In September 2014 a prominent Indian weekly asked my opinion on the danger of ISIS to India. I had said at that time that the main danger to India is the “Back flush” of the indoctrinated youth. The series of arrests in India of suspected ISIS cadres especially this year would indicate the gravity of the situation. However there is a mistaken impression that the raids by US and later Russia on ISIS positions had weakened that organization. In fact “Economist” (June 25) has shown a shrunken ISIS land area map. We should not be lulled into inaction by that type of analysis. Even if ISIS’s land holding area has shrunk, their lethal power through local affiliates owing allegiance to them remains strong.
The December 2015 report by the Soufan Group, which is more reliable, has said that ISIS had 27,000-31,000 foreign fighters from 86 countries. They were only 12,000 from 81 countries in June 2014. The report gives the figures for India which was 23 official but 40-50 unofficial with 1 returnee. For Pakistan it was 70 official but 330 unofficial. A December 2015 ISIS manifesto spoke about the need to counter the “movement of Hindus who kill Muslims who eat beef”. The Soufan Report said that returning Jihadis were 20-30%, presenting a significant challenge to security and law enforcement agencies as we saw in Paris. This is by far the biggest danger to India.
Another danger is our own inadequacies. Firstly our data on our overseas workers is totally inadequate. The then Ministry of Overseas Indian Affairs’ ( MOIA) 2012-13 annual report listed only 18,000 Indians in Iraq. As against this, “Iraq Business News” (May 17, 2010) said that “at least” 50,000 Indian workers were working in Iraq. Indian workers in the Middle East are seen migrating from one country to another in search of better jobs. More salaries are paid in construction projects in unstable countries like Iraq. Our workers are prepared to take that risk for getting better emoluments due to deprivation at home. We have no means of knowing how many of them have been indoctrinated.

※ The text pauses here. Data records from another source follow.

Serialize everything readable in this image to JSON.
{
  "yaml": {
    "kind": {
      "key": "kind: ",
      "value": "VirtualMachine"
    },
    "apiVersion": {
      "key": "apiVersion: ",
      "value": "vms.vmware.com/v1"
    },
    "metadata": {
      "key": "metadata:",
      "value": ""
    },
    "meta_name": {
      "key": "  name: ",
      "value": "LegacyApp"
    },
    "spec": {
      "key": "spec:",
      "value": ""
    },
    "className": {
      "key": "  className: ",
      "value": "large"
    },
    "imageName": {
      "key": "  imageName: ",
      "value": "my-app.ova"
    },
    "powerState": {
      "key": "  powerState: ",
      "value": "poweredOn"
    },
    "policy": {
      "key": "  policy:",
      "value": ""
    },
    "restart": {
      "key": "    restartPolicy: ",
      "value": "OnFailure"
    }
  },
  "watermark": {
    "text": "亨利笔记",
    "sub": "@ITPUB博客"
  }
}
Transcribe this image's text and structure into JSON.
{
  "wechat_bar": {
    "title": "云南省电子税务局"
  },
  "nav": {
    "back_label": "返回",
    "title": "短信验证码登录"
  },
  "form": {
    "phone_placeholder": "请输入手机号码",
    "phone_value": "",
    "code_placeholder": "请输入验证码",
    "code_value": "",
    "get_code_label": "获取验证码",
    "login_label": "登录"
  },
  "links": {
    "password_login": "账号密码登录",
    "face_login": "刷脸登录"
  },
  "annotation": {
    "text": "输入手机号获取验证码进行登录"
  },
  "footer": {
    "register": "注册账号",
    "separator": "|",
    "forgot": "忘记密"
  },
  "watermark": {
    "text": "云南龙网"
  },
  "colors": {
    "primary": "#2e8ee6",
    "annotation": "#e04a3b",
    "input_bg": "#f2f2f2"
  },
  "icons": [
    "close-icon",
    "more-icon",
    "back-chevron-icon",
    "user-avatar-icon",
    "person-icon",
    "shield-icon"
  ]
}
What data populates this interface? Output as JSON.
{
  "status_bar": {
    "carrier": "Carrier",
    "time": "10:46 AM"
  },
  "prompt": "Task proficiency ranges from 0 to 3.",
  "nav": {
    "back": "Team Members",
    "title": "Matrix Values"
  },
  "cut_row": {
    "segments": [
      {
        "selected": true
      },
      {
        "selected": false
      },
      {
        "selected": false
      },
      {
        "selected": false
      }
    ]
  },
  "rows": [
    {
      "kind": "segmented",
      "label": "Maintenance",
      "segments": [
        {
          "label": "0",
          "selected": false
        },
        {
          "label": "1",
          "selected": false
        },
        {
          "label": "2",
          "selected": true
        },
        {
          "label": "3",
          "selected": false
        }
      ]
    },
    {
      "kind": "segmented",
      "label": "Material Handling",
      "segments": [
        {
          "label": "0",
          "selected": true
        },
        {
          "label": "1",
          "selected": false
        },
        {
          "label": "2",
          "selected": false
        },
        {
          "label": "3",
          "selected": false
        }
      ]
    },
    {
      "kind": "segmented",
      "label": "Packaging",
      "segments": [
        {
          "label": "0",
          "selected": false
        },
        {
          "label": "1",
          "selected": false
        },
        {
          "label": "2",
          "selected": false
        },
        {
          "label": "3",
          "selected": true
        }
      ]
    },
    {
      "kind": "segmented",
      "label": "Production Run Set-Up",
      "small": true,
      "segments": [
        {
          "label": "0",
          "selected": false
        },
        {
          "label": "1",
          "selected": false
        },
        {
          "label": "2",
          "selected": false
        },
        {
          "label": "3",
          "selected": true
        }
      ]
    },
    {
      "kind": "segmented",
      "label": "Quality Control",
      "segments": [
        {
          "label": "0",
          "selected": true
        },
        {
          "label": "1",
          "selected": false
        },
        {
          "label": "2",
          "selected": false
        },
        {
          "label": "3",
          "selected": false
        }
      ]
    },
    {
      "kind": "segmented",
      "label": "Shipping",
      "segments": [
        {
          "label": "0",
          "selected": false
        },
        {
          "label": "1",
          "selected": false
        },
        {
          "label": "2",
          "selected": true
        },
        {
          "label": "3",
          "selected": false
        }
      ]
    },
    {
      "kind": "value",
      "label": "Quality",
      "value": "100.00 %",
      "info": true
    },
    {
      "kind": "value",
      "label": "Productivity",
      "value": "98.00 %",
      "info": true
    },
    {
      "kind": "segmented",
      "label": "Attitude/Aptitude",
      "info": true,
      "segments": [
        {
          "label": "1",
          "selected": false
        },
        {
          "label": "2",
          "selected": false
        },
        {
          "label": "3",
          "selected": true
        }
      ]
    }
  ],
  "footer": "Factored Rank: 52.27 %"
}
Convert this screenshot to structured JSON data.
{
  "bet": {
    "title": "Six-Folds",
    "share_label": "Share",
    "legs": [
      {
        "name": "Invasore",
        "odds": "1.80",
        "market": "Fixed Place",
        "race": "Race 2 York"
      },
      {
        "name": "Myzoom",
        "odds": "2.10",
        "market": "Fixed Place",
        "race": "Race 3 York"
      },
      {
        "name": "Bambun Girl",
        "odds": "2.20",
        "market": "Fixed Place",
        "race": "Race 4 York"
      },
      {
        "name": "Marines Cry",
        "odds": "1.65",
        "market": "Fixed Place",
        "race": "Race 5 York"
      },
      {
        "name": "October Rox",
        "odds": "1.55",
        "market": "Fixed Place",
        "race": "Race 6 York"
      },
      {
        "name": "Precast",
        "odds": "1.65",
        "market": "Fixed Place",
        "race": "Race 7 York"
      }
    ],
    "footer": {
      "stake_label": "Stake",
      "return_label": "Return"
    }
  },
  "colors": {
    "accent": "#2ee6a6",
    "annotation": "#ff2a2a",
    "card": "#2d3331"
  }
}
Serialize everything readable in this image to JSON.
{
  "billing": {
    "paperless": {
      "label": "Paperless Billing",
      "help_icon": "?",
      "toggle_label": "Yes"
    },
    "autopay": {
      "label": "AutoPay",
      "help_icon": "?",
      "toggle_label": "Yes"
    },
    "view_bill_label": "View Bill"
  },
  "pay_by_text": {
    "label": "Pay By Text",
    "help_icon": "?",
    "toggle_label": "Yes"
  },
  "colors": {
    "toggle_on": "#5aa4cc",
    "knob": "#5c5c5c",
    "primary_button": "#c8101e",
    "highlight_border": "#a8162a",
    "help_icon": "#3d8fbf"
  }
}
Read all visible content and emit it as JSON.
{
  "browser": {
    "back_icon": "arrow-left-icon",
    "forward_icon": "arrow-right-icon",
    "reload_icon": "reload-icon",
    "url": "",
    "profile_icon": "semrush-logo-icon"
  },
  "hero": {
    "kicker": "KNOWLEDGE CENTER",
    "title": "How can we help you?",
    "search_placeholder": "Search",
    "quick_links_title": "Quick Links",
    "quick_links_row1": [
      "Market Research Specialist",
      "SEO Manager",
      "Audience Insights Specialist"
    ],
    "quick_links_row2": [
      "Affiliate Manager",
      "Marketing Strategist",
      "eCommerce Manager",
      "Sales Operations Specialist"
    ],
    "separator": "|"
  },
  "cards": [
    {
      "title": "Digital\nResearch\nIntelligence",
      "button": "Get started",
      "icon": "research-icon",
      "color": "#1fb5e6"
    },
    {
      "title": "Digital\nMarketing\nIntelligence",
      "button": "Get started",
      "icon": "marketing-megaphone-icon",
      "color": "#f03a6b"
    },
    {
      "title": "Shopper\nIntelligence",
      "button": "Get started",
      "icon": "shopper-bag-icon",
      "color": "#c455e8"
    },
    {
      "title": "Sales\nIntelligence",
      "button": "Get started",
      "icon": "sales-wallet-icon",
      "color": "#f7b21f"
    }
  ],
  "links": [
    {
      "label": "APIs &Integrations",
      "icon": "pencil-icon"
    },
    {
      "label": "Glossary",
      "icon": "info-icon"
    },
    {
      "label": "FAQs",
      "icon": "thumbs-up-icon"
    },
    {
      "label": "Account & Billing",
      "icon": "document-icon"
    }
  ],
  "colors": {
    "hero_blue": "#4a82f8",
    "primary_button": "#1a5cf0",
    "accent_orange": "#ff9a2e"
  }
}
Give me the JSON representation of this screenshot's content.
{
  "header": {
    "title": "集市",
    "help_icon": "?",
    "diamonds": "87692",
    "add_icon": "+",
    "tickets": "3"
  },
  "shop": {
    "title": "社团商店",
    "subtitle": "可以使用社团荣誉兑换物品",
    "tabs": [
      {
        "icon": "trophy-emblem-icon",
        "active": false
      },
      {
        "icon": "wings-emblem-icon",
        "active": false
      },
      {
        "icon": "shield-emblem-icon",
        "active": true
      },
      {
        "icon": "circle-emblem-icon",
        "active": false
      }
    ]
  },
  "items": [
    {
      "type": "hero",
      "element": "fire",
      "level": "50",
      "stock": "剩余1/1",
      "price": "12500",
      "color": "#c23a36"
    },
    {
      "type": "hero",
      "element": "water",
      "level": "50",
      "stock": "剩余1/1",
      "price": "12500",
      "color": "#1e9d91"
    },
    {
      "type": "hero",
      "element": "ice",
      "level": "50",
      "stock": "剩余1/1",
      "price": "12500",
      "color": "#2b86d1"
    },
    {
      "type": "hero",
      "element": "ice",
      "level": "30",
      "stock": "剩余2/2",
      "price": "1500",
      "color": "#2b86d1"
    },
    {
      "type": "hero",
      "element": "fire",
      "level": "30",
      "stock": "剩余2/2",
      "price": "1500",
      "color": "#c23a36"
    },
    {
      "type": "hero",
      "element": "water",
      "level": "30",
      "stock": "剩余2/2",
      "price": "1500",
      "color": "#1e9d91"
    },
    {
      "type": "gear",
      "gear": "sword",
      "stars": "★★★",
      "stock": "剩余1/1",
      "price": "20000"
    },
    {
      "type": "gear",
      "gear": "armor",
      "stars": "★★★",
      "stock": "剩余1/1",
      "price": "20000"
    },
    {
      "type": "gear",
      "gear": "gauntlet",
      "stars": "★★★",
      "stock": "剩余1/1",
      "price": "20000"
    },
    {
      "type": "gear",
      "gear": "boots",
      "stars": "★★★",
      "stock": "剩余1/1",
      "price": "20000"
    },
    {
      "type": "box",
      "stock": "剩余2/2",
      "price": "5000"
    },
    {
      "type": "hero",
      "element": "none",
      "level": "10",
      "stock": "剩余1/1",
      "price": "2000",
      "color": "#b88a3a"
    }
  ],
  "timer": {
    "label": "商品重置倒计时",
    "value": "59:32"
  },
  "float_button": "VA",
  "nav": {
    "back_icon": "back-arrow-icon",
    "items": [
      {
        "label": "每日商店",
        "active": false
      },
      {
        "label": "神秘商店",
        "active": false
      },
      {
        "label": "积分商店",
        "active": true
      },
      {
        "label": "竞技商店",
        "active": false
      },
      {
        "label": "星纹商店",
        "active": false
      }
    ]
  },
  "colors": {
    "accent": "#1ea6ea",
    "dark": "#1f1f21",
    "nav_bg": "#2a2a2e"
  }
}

Secondly the NDA government took a retrograde step by downgrading the MOIA by placing it under a junior minister within the office of the External Affairs Minister. That it has lost its efficacy is clear from the 39 missing Indian construction workers from Mosul since June 2014. Unfortunately our government is not able to give any clear idea whether they are held by ISIS or killed. This contrasts with the initial self congratulatory reports in our media that India was confident of getting their release through our National Security Adviser’s secret diplomacy. At the same time 49 Turkish consulate employees who were taken hostage on June 11, 2014 by the Islamic State were released on September 20 through the efforts of their intelligence organization according to “al-Monitor”.
[The writer is a former Special Secretary, Cabinet Secretariat, and author of “National Security & Intelligence Management-a new paradigm”]